“VPCM is fully committed to the future growth of the Volkswagen brand amidst the highly competitive automotive landscape in Malaysia. With a strong management team already in place, we endeavour to provide our customers with a complete ownership experience. Customers can also rest assured that we will be increasing the locally-assembled model line-up, and will continue to import CBU models into the country,” said Mr. Tapalaga.
As a result of these changes:-
- The current 2-years-manufacturer+3-years-insurance warranty will be discontinued and replaced with a full 5-years warranty backed by the manufacturer.
- VGM’s current Managing Director, Armin Keller will be replaced with Mr Jeffrey Dehate on 1 October 2016
- The launch date of the new Volkswagen Jetta and the all-new Volkswagen Passat is set in the next few months
- The launch date of the new Audi A4 is set in the next few months
“Customer satisfaction remains a priority to us, and we recognize the importance of a strong relationship with our dealer partners in order to achieve this. Together, we will continue to explore new ways to further enhance our customers’ experience,” added Mr. Steiner.
It’s not often we see someone hit a RESET button but this has happened and it’s welcoming news! Personally, I feel managing the brand perception and distributor compliance should be given emphasis instead of the previous management who behaved as though there was nothing wrong with the brand. PHS, with its long history in brand and distribution management should bring about fresh change.

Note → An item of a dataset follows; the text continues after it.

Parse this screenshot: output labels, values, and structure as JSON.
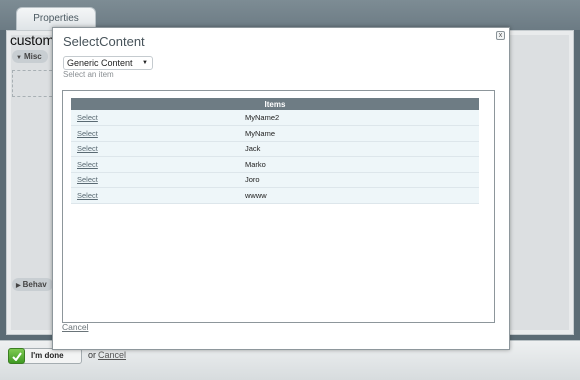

It’s interesting to note that both directors hail from Porsche. Not only do they posses knowledge and experience in establishing a high-performance, luxury sports brand, the both come from developing markets (Alin Tapalaga, Porsche Colombia and Florian Steiner, Porsche Bulgaria). It goes to show how serious VAG is in tackling the Malaysian market. With so much investments going into Pekan, they need to have a vibrant domestic market as well as develop a stable export market – something VGM can now fully focus on. It’s a good combination, matching years of retail know-hows with production and distribution excellence.
Watch out, competitors! Volkswagen is back in the ring!